The real difference is that the left uses ridding our society of the economically dragging influence of the poor, and subsequently giving society a bigger meaningful talent pool, as an investment, and this approach has been making society better since the Dark Ages ended. In other words, they use the approach that's not just altruistic, but that works; it's a positive sum game that's been going on, and benefitting everyone, for centuries. Anyone who said you can't multiple wealth by dividing it clearly never studied history, because having economy power in the hands of more people, instead of fewer, has been a great driving force for competition and innovation.
The right, on the other hand, adheres to philosophies that not only have been the cause of great suffering throughout history (namely rugged individualism, and more recently, Randism), but have failed abjectly at creating a functional society.

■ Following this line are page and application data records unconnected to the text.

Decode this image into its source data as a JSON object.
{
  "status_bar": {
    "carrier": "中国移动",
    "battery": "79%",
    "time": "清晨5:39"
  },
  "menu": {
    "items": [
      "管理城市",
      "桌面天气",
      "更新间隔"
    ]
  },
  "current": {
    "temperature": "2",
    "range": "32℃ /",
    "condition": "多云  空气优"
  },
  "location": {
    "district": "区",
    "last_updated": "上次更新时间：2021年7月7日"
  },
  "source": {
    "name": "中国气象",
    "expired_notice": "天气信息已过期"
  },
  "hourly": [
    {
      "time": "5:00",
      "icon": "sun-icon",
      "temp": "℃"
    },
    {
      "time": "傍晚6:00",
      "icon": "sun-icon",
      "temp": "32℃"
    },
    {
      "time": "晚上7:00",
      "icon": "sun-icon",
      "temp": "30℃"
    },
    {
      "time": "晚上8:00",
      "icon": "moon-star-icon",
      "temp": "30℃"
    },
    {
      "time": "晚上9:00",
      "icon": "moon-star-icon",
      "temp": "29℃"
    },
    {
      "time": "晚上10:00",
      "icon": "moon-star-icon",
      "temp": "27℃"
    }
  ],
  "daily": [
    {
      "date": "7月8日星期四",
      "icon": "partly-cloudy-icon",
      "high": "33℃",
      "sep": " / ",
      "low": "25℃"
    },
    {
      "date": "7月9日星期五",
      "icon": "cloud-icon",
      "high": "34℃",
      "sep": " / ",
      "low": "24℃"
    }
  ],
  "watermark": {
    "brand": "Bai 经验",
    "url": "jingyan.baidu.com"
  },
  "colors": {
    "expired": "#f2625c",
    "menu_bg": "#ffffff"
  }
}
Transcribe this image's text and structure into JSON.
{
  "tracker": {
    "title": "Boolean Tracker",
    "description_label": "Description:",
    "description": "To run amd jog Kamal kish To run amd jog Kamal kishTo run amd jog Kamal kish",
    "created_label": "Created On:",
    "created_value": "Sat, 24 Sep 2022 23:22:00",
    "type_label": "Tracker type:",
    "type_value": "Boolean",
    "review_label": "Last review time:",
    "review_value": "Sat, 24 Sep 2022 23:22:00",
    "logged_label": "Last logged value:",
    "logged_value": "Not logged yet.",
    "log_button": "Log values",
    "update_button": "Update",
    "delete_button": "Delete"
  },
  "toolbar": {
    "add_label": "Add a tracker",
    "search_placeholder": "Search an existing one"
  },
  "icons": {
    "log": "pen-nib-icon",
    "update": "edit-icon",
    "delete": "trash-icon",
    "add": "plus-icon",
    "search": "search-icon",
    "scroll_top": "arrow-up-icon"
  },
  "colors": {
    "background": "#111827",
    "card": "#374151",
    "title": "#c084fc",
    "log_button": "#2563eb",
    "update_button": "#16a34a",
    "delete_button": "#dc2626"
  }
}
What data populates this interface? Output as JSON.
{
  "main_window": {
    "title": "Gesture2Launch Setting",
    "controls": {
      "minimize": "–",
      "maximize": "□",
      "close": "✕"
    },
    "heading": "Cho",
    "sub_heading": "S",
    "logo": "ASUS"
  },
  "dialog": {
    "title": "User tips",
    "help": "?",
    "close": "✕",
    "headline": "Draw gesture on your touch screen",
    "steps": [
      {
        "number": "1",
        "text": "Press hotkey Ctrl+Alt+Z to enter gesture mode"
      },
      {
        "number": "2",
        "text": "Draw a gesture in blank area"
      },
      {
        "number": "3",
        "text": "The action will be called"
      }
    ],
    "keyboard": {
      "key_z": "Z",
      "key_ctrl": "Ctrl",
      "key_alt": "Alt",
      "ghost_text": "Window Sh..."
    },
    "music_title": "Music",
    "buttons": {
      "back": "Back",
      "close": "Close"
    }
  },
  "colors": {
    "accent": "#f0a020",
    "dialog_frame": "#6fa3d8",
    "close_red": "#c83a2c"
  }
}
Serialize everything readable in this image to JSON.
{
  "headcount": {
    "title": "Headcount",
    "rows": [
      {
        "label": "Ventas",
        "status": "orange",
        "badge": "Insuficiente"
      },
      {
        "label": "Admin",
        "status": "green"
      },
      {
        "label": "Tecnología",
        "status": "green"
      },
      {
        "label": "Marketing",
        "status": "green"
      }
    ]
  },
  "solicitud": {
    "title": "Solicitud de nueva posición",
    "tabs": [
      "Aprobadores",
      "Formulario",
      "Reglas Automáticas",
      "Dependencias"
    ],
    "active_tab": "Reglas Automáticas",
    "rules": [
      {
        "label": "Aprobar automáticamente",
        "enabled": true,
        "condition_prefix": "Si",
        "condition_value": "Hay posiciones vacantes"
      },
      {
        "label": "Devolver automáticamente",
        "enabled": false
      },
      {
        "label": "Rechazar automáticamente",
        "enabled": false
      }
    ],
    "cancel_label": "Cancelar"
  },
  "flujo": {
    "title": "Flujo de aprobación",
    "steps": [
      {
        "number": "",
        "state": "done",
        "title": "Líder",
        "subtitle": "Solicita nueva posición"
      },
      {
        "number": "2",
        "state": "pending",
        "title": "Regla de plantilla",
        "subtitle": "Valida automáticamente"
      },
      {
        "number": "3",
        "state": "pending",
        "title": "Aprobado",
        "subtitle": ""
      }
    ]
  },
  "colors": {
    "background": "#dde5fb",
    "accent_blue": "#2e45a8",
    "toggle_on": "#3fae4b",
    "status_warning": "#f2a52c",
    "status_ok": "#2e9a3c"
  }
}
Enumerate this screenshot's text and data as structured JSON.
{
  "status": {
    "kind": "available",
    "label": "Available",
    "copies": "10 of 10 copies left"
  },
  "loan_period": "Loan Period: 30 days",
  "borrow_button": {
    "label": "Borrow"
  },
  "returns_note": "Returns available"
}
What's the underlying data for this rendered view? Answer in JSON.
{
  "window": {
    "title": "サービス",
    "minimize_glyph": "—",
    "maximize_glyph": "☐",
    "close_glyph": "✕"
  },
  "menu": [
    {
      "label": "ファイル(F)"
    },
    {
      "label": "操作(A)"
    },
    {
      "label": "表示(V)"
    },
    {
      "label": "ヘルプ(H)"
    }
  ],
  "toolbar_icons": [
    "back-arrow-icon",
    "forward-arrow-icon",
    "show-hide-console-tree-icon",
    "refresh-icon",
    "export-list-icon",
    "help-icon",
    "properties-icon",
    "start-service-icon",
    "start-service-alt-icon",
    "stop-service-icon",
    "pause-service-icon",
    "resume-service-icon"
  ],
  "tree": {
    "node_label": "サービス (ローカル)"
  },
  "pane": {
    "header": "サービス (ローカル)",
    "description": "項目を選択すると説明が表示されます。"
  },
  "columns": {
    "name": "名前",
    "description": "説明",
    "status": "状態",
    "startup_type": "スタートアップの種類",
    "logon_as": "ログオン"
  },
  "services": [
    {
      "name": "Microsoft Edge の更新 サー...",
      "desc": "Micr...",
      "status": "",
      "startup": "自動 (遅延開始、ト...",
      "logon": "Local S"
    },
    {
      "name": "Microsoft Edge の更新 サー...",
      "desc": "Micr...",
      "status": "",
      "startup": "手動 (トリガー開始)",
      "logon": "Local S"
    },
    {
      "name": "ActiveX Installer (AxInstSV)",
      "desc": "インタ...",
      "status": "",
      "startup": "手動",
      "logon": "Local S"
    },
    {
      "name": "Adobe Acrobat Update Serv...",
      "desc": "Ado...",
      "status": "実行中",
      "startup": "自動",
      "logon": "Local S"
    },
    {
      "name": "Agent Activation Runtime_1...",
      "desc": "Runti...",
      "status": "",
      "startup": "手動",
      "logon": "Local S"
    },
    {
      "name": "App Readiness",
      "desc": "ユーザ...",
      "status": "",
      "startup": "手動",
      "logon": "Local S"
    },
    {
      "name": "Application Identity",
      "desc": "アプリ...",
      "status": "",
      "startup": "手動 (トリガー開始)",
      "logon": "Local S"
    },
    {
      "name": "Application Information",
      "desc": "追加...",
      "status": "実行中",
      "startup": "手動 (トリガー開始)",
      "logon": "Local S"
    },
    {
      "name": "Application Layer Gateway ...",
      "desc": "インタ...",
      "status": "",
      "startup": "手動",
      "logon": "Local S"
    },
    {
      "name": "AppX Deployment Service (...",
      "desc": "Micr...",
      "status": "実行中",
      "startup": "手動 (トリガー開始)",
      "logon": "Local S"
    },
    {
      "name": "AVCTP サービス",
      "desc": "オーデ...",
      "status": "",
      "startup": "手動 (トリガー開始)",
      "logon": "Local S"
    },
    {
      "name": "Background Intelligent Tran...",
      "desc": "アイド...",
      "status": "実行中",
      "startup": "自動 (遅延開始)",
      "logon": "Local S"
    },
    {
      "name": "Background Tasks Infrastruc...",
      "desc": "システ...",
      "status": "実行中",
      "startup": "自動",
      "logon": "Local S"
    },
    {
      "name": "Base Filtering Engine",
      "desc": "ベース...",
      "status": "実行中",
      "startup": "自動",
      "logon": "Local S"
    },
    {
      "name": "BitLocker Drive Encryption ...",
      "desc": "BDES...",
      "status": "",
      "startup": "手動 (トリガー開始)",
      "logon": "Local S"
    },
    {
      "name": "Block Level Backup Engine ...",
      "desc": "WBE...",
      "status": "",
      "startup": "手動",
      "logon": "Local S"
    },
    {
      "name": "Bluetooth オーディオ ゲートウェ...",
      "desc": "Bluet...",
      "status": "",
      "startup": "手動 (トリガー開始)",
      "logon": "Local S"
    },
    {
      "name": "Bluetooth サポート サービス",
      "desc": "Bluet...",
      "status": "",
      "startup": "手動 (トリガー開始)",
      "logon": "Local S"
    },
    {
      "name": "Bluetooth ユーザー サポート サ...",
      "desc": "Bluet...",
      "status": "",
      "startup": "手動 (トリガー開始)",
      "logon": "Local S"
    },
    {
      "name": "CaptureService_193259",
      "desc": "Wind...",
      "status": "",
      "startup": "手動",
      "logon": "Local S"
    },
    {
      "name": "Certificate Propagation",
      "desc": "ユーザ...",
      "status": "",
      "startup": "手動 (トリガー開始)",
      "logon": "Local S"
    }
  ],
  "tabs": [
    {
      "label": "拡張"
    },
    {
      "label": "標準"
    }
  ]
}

Liberals aren't entirely unselfish, nor should anyone be. They use their approach because it's historically been demonstrated to work, for everyone, at least to a point; no singular philosophy is perfect. However, I'm unaware of any evidence that grants any virtue to the present philosophy of most of the modern right, some libertarian philosophies excepted, but then, even Adam Smith himself once said “No society can surely be flourishing and happy, of which the far greater part of the members are poor and miserable”. As a pragmatist, and one who railed against the dangers of aristocracies far more than government, I think he'd agree, that situation should be avoided by whatever means functionally achieve that goal.
I don't believe this country was founded so that people who declare themselves smart would have the right to tell other people what to do.
This may shock you, but that's EXACTLY what the Founding Fathers believed. Actually, the “Founding Fathers” didn't believe anything. Despite the propensity of people to treat them as such, they weren't some monolithic group with undeniable philosophies that they all agreed on. There were stark divisions on almost every issue with the Founding Fathers.
However, one very common thread is that they did not believe in having democracy, a republic, yes, but not democracy. They viewed the word according to the Greek meaning, of rule by the “demos” (roughly translated in this context: mob rule), as Aristotle had originally defined it. They didn't view democracy as a good thing, anymore than Aristotle did.
Why do you think voting was restricted to rich, white, male land owners?
This also plays into strict constructionism (ie, only following the Constitution strictly). Surely you realize that that's a way for people to tell other people what to do, more than any other, because it means that no matter how badly the people want to change something, the process is designed to stop democracy.
Fortunately, for us, we don't adhere to the particular Founding Fathers' in question on either point. Broad federal powers were basically granted by McCulloch v. Maryland and subsequent cases, which, in essence, set the precedent that government can do nearly anything we vote it to do, in the course of regulating interstate commerce, and we abandoned the Founding Fathers' hatred of Democracy as well.
So everybody gets to vote, age provided, and the people are free to vote the government into doing almost anything, you know, just like every other industrialized nation
Edited by Catamount, 14 March 2012 - 09:04 PM.